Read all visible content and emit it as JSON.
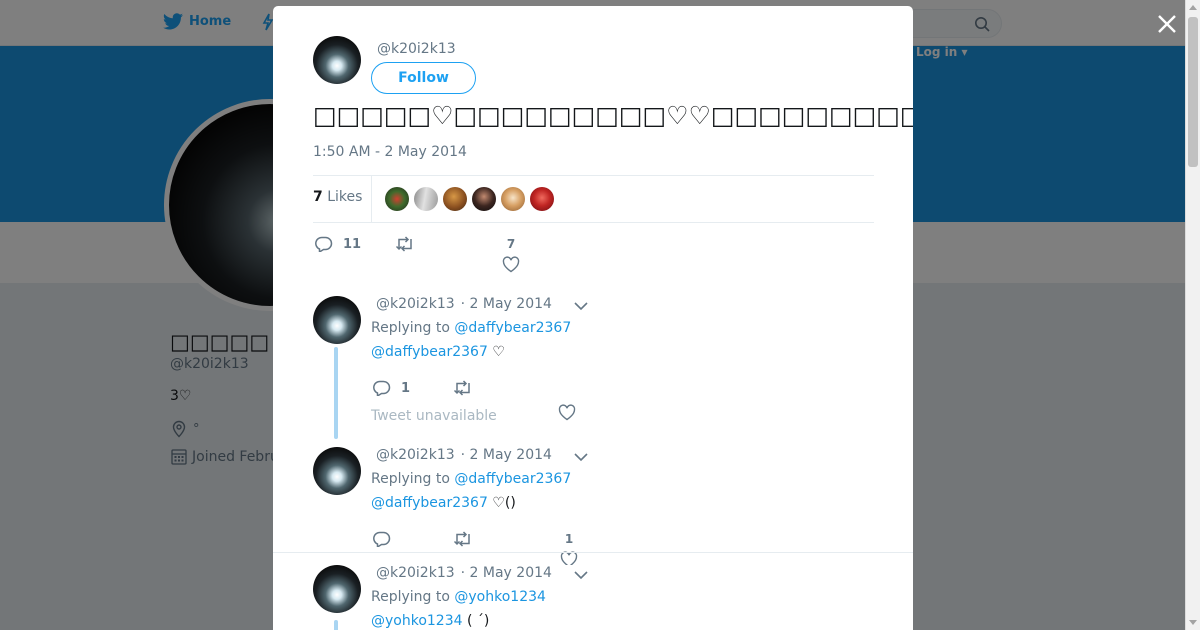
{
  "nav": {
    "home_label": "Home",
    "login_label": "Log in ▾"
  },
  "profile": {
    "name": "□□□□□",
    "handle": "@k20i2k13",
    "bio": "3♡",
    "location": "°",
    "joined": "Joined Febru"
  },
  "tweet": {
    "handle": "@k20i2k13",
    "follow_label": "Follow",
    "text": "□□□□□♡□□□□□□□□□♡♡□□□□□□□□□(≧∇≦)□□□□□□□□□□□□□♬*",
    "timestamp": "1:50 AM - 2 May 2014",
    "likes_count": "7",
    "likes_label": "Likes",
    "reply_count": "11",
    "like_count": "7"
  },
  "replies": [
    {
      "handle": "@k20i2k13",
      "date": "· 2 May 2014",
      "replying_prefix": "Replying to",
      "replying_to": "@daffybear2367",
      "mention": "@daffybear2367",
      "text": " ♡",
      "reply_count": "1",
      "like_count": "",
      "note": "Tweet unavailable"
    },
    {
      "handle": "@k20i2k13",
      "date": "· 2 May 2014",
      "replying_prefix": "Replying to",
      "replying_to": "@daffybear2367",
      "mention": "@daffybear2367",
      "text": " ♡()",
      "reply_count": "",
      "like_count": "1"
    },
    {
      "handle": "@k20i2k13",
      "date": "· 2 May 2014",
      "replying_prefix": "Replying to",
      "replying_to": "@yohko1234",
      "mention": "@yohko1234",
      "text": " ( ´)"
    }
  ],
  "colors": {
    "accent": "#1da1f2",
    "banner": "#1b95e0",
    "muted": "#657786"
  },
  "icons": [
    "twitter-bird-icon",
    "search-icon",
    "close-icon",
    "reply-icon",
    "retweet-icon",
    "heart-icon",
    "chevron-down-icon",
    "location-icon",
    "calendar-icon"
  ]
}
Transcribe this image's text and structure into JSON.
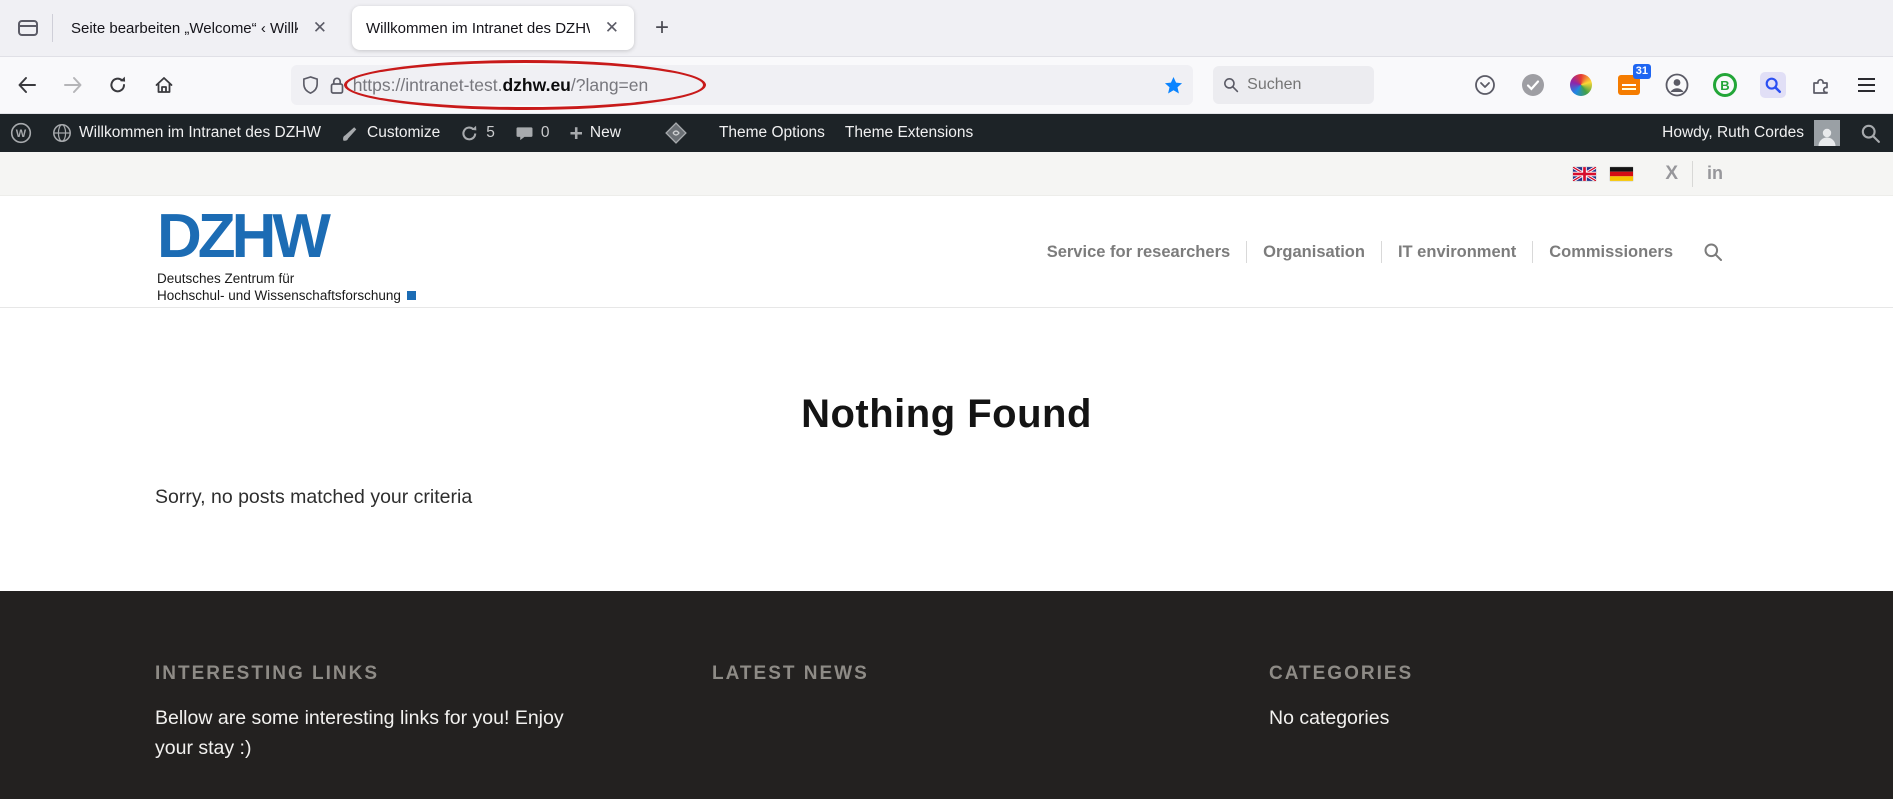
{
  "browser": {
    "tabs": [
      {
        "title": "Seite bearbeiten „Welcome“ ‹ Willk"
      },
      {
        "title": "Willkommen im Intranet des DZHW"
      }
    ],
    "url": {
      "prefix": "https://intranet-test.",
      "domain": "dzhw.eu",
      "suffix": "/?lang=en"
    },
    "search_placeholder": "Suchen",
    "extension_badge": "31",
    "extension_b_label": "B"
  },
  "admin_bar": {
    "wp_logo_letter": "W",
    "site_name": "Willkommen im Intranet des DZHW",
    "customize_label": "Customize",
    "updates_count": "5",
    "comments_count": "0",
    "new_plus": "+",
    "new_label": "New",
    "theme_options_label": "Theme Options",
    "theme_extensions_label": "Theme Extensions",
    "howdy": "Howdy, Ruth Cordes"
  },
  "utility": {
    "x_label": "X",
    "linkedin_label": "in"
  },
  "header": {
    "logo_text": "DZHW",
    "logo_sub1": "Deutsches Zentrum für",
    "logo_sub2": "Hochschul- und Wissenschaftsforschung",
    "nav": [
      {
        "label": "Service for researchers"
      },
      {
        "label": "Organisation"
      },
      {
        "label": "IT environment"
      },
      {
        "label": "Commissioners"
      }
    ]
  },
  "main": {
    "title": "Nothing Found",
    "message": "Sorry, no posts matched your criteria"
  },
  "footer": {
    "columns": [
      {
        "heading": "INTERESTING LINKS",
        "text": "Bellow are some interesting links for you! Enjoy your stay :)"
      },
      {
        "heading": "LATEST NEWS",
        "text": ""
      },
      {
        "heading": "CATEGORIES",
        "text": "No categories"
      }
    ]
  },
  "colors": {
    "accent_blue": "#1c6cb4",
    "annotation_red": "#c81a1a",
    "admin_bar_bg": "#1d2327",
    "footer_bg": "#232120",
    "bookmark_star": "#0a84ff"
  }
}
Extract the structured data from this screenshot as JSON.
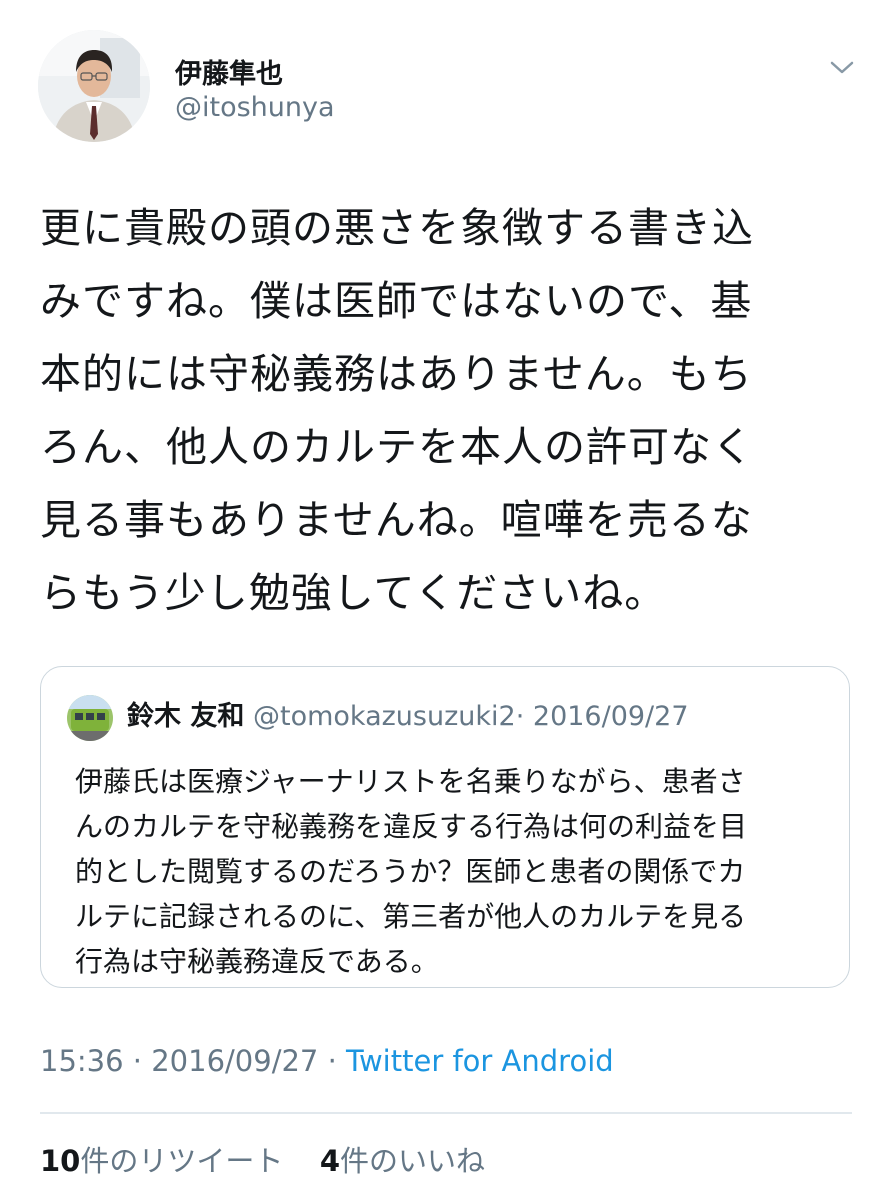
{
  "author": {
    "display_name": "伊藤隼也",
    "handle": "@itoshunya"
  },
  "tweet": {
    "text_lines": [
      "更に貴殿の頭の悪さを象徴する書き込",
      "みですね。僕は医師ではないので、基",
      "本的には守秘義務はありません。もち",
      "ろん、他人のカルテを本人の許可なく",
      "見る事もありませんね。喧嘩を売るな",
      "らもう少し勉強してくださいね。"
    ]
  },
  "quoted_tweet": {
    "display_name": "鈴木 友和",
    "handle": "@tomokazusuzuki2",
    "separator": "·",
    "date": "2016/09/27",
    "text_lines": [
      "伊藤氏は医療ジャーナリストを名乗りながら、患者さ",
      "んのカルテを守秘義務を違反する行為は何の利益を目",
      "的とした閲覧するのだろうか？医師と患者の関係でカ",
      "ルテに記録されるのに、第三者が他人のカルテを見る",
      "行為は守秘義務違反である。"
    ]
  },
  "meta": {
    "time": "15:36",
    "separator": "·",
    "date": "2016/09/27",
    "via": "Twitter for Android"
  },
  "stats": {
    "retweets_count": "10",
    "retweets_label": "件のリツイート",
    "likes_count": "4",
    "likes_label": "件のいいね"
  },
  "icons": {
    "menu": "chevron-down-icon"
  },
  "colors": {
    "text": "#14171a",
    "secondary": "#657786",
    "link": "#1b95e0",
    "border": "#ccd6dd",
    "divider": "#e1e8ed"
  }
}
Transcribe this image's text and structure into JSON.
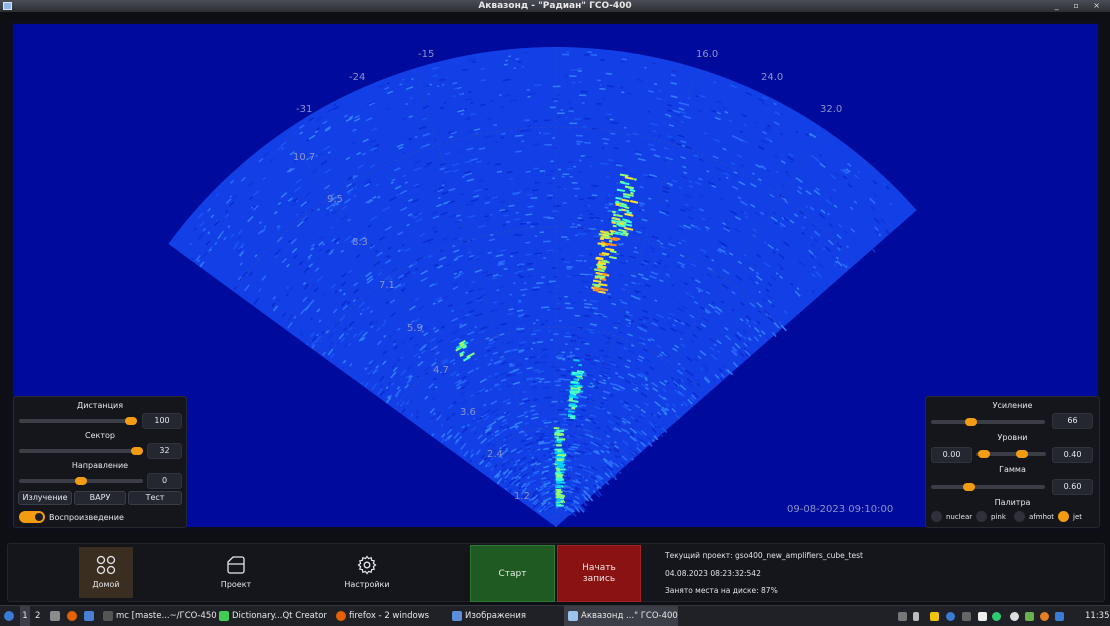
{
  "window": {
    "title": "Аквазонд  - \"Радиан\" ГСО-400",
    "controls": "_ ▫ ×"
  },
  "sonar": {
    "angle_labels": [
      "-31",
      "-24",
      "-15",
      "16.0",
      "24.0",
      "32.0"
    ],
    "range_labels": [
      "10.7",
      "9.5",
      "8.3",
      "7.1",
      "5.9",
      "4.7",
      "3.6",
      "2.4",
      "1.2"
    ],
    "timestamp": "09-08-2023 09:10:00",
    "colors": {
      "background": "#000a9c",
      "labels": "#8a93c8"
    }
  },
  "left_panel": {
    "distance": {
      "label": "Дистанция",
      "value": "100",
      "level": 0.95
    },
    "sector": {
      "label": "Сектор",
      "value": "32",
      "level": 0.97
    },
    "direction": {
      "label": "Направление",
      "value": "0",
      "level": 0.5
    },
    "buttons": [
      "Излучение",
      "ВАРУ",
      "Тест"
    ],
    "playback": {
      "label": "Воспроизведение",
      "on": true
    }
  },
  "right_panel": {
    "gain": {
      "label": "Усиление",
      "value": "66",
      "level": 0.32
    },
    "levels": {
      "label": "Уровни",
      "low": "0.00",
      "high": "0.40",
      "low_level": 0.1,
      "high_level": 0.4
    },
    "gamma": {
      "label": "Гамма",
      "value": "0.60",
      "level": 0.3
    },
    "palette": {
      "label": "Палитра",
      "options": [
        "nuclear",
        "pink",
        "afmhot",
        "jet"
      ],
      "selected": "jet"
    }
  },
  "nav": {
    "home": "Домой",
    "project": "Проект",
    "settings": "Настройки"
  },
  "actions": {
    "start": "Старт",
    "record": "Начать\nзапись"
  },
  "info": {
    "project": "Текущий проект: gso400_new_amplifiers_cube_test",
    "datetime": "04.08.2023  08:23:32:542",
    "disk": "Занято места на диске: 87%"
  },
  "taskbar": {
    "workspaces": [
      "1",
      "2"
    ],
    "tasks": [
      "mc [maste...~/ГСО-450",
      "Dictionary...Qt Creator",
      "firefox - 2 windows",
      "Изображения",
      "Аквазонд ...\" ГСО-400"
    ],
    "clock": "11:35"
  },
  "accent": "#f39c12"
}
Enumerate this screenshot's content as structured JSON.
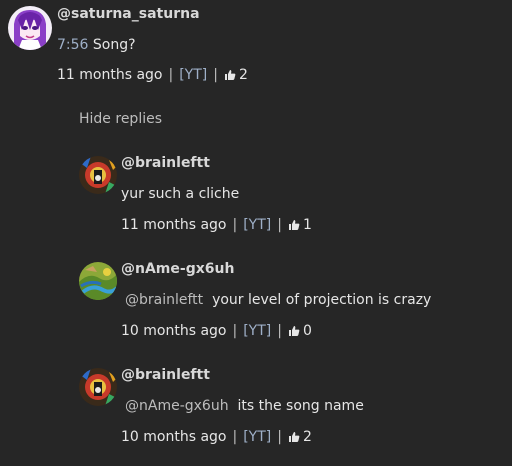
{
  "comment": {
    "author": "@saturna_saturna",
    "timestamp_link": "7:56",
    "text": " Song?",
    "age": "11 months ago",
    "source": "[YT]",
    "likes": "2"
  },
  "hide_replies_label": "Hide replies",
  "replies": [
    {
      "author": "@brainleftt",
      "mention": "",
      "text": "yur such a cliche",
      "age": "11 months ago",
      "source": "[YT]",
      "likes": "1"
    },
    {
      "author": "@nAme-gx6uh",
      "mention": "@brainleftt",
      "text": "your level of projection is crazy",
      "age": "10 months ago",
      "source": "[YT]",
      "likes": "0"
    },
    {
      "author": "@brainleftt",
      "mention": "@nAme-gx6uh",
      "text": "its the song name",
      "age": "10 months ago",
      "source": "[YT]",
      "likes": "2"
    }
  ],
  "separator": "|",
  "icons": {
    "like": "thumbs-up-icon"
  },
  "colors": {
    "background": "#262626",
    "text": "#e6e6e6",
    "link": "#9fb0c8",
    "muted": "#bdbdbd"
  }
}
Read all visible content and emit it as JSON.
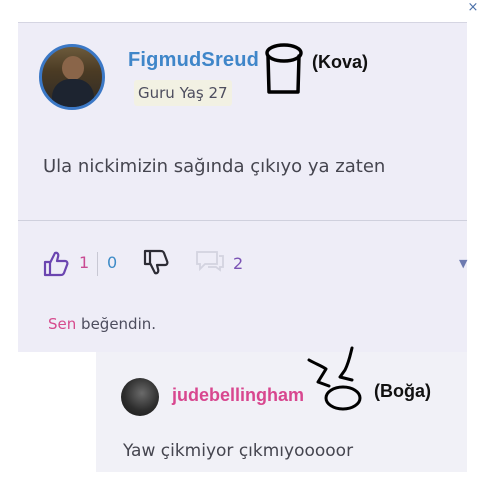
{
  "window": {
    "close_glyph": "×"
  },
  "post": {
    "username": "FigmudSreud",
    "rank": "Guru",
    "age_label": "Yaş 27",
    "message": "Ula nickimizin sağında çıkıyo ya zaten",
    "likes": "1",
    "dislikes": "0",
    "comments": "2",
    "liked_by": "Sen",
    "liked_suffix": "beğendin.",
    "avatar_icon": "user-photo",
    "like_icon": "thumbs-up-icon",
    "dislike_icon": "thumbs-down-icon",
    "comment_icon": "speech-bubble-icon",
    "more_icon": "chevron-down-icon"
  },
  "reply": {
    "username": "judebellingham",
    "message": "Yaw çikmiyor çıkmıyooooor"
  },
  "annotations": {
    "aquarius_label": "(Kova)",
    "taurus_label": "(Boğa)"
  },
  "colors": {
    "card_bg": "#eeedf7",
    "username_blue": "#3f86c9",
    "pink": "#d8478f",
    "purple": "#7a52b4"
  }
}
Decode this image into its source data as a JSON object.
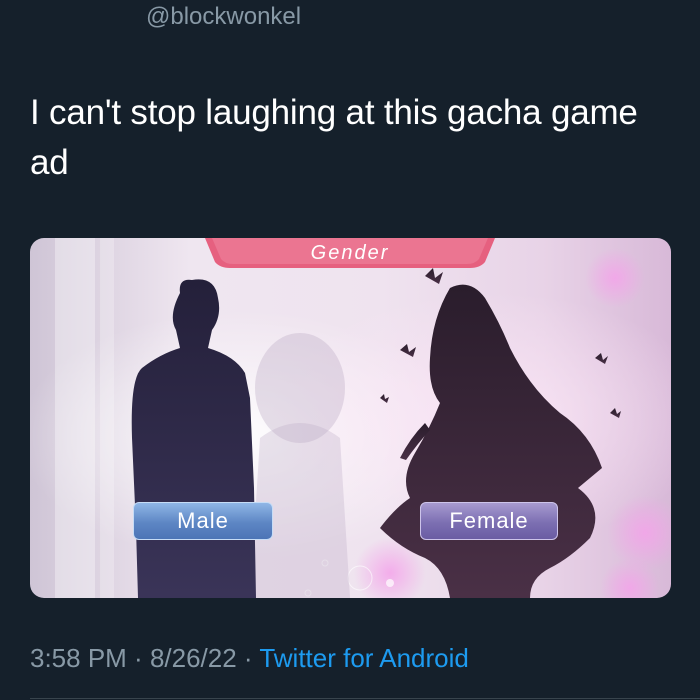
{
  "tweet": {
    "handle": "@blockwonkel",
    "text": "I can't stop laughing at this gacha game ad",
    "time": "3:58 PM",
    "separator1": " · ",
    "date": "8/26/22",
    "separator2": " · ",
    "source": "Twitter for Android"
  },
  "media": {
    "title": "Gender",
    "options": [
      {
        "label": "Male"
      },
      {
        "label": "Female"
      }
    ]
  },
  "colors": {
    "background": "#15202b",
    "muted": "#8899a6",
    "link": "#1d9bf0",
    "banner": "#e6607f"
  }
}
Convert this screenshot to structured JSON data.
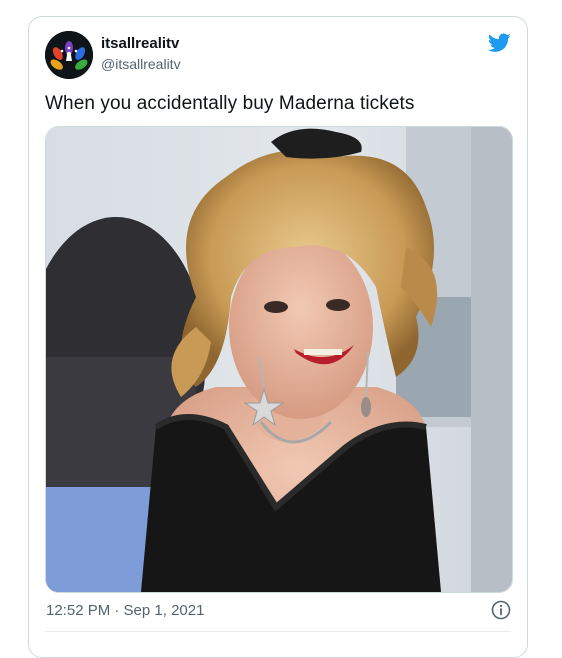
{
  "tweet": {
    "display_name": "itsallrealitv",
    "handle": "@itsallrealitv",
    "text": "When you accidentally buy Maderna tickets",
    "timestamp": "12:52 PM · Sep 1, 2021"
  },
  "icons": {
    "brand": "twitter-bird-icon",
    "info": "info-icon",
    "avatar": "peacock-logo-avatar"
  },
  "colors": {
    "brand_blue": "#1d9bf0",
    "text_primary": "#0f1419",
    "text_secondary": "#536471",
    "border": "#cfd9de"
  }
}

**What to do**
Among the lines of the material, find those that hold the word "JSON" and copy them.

**Solution below**
Read all visible content and emit it as JSON.
Transcribe this image's text and structure into JSON.
Extract the structured data from this screenshot as JSON.
Transcribe this image's text and structure into JSON.
Enumerate this screenshot's content as structured JSON.
Read all visible content and emit it as JSON.
Decode this image into its source data as a JSON object.
Convert this screenshot to structured JSON data.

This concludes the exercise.